I haven’t written in a long time about development, especially any specifics about projects I’ve been working on. I’ve been creating a new PING mobile game. The biggest new feature with this one is with some of the later stages working in a 3D environment. And by this I mean you’ll be moving around corners and it’ll create some interesting perspectives on gameplay and visuals. It’s actually been a pain to make sure the cube doesn’t bounce out of the level by hitting the corners at a particular angle.
So far this has been achieved by making use of Unity’s physics material and then setting the velocity to change direction at those corners. I’m hoping that this makes it a bit more of an interesting game. Along with that I decided to go with a vertical orientation for gameplay. I asked the question on Twitter and it was seemingly agreed that if I could make that work, it’d stand out more as a mobile game. While landscape is more familiar, it doesn’t allow you to play the game with one hand which is actually a big factor nowadays. Making the gameplay interaction as simple as possible is the best you could do for a phone game’s success.
While working on the game’s menus, I kinda took inspiration from Yokai Watch Wibble Wobble. It’s a game I’ve been playing a lot on my phone lately and I like how easy it was to navigate their maps and how often they roll out events so I’ve been building mine similarly. A lot of PING’s current menus are programmer art or as you can see, a stolen Zelda map. They are all placeholders and I honestly use assets from games I like during development just so I am not staring at a blank canvas all the time. 😛
The most important part is the background stuff that’s happening. I programmed in for a way to give energies for playing and when you run out, you have to wait until you get more. That leaves an interesting issue though. Couldn’t someone who wanted to play for free change their phone’s time or somehow download an app to spoof it? So after I came across that interesting issue I ended up having the app check my server for the real current time, so no one can fake their time. And it’ll also allow me to schedule fun timed events for the game. I assume this is what most games do, but I just had never thought about it before until I started developing.
A lot of the core gameplay has been built and a big focus has been me making sure the cube doesn’t fly out anymore. It was a bit more unpredictable in PING 1.5™ due to me programming all of that cube bouncing manually. Using Unity’s physics system as intended now has made it easier to keep that pesky cube inside the level. I’m intending this to be the PING series from here on out. Keeping it mobile as we work on other projects which are better aimed for video game consoles and Steam.

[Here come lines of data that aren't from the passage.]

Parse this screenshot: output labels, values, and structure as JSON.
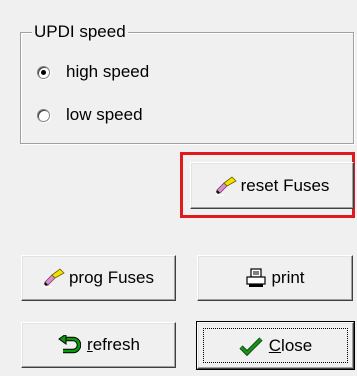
{
  "updi_speed": {
    "title": "UPDI speed",
    "options": [
      {
        "label": "high speed",
        "selected": true
      },
      {
        "label": "low speed",
        "selected": false
      }
    ]
  },
  "buttons": {
    "reset_fuses": {
      "label": "reset Fuses",
      "icon": "eraser-icon"
    },
    "prog_fuses": {
      "label": "prog Fuses",
      "icon": "eraser-icon"
    },
    "print": {
      "label": "print",
      "icon": "printer-icon"
    },
    "refresh": {
      "mnemonic": "r",
      "rest": "efresh",
      "icon": "refresh-arrow-icon"
    },
    "close": {
      "mnemonic": "C",
      "rest": "lose",
      "icon": "checkmark-icon"
    }
  },
  "colors": {
    "highlight": "#e0191e",
    "refresh_icon": "#0a9a0a",
    "checkmark_icon": "#1e8f1e"
  }
}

This is my first development post and I hope you go easy on me. Feel free to ask any questions and what direction I should go with this blog and what you’d like to know. I intend for the next blog to be either about the Hour of Code (something I’ve been actively helping with lately) or about a camera video game we are starting development on.
Till then, keep gaming!
Also published on Medium.